Energy costs are projected to be 70 to 80% less than other residential buildings.
Passive House Institute construction is a more energy-efficient system than the highest LEED building standard.
Because of the use of concrete, the building is expected to withstand all types of extreme weather and last 200 years.
What is a passive house?
A passive building comprises a set of design principles used to attain a quantifiable and rigorous level of energy efficiency within a specific, quantifiable comfort level. “Optimize your gains and losses” based on climate summarizes the approach. To that end, a passive building is designed and built in accordance with specific building-science principles.
It employs continuous insulation throughout its entire envelope without any thermal bridging.
The building envelope is extremely airtight, preventing infiltration of outside air and loss of conditioned air.
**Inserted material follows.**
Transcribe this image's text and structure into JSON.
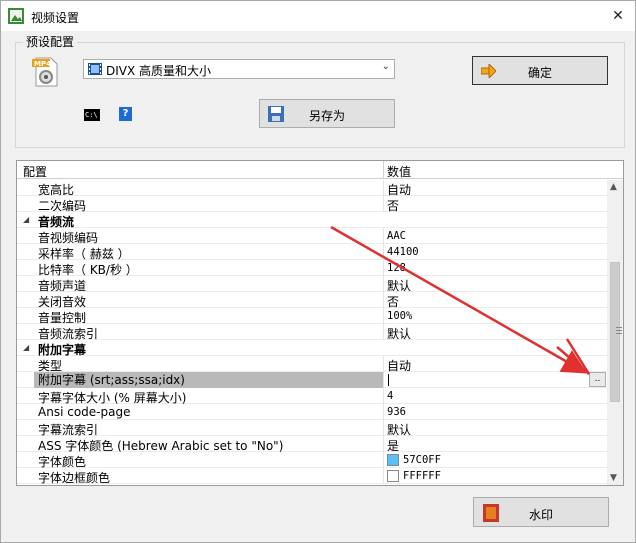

It employs high-performance windows (double- or triple-paned windows, depending on climate and building type) and doors. Solar gain is managed to exploit the sun’s energy for heating purposes in the warm season and to minimize overheating during the cool season. It uses some form of balanced heat- and moisture-recovery ventilation. It uses a minimal space conditioning system. Passive building principles can be applied to all building typologies, from single-family homes to multi-family apartment buildings to offices to skyscrapers.
Passive design strategy carefully models and balances a comprehensive set of factors, including heat emissions from appliances and occupants, to keep the building at comfortable and consistent indoor temperatures throughout the warm and cool seasons.
As a result, passive buildings offer tremendous long-term benefits in addition to energy efficiency:
- Superinsulation and airtight construction provide unmatched comfort even in extreme weather conditions
- Continuous mechanical ventilation of filtered air provides superb indoor air quality
- A comprehensive systems approach to modeling, design, and construction produces resilient buildings
Passive building principles offer the best path to Net Zero and Net Positive buildings by minimizing the load that renewables are required to provide.